* [THE RECORDS]:
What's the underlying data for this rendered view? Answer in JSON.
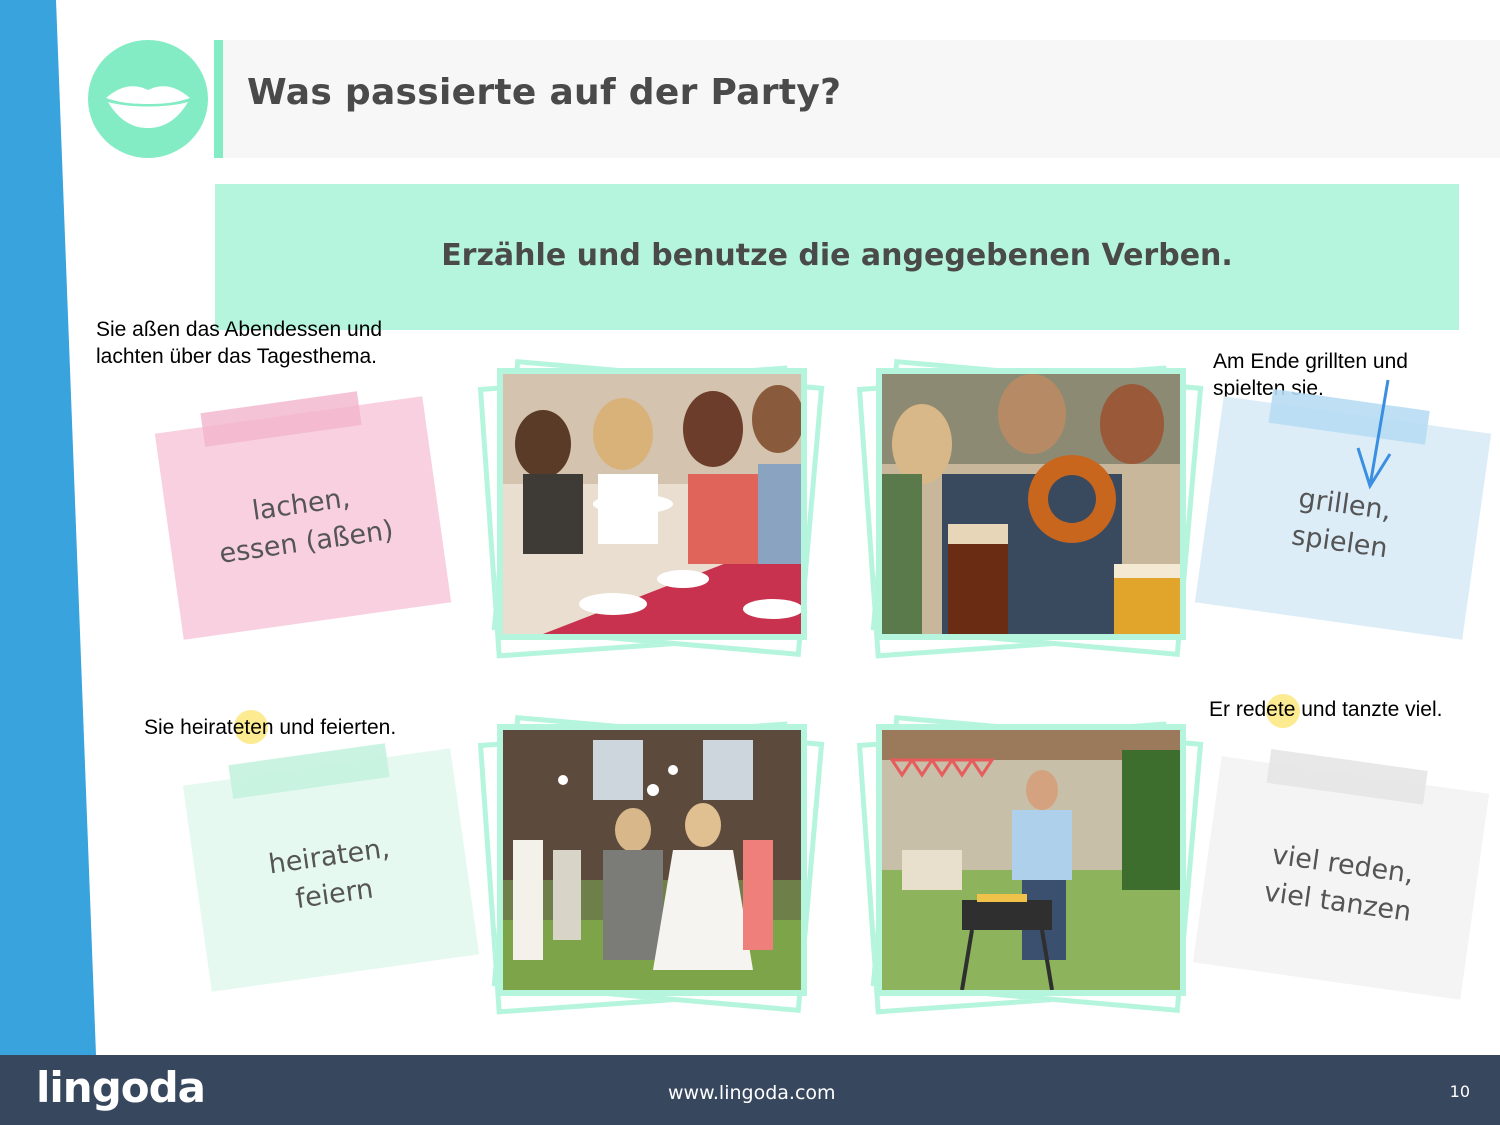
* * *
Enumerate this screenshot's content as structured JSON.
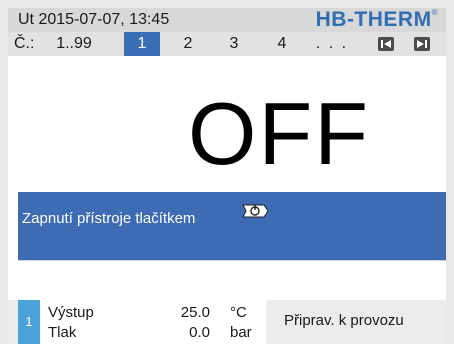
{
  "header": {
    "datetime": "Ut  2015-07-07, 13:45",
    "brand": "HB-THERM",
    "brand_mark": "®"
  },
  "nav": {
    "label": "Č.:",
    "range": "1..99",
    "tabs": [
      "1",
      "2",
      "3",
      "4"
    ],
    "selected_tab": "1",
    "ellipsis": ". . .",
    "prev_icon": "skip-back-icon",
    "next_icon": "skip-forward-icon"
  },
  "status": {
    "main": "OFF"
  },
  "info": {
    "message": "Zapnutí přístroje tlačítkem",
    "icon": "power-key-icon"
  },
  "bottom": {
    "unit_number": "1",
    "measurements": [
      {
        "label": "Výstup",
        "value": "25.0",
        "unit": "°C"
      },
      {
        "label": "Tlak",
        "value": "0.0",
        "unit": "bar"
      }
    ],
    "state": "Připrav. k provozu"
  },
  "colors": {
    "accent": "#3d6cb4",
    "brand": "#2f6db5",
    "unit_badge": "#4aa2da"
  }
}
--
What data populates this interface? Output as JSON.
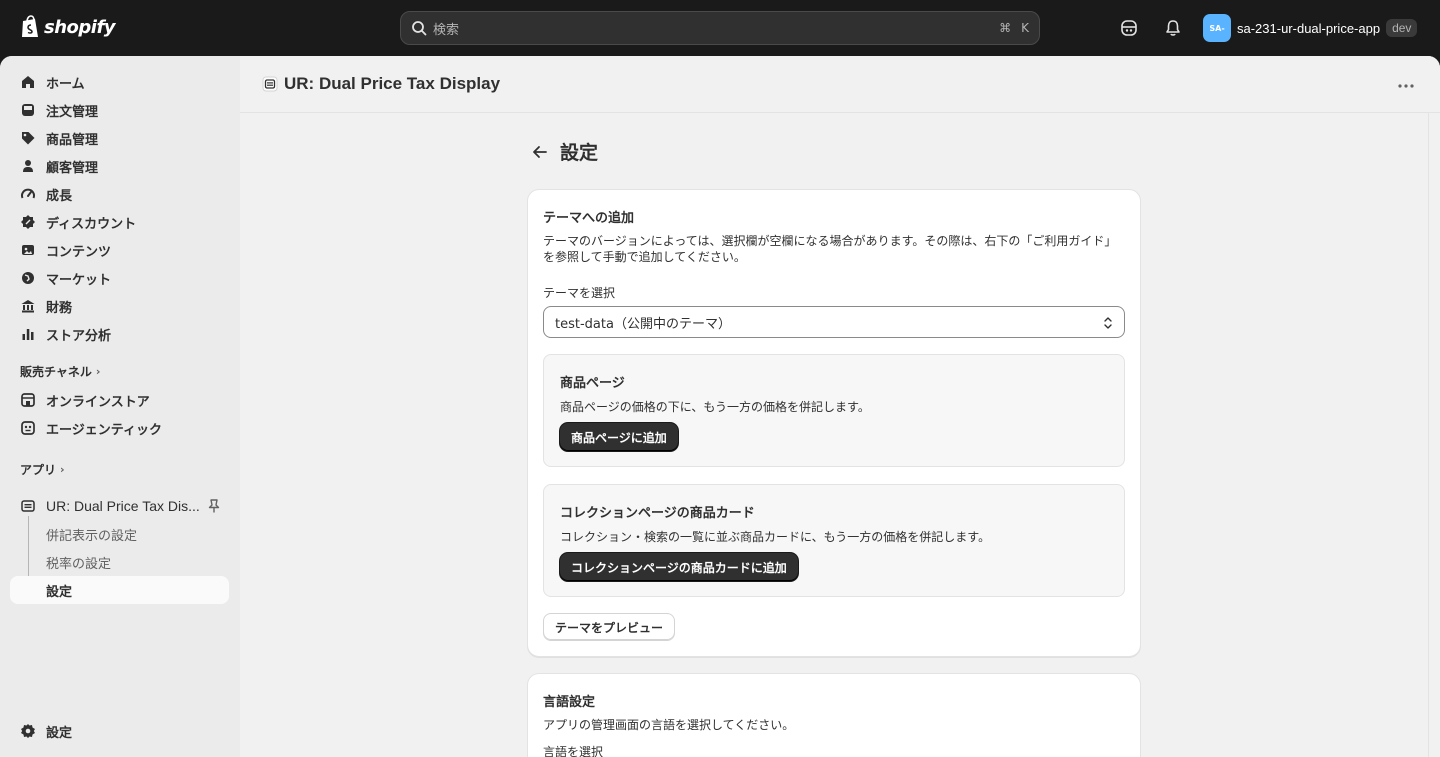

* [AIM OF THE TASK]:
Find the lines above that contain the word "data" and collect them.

* [ANSWER SECTION]:
What's the underlying data for this rendered view? Answer in JSON.
What data populates this interface? Output as JSON.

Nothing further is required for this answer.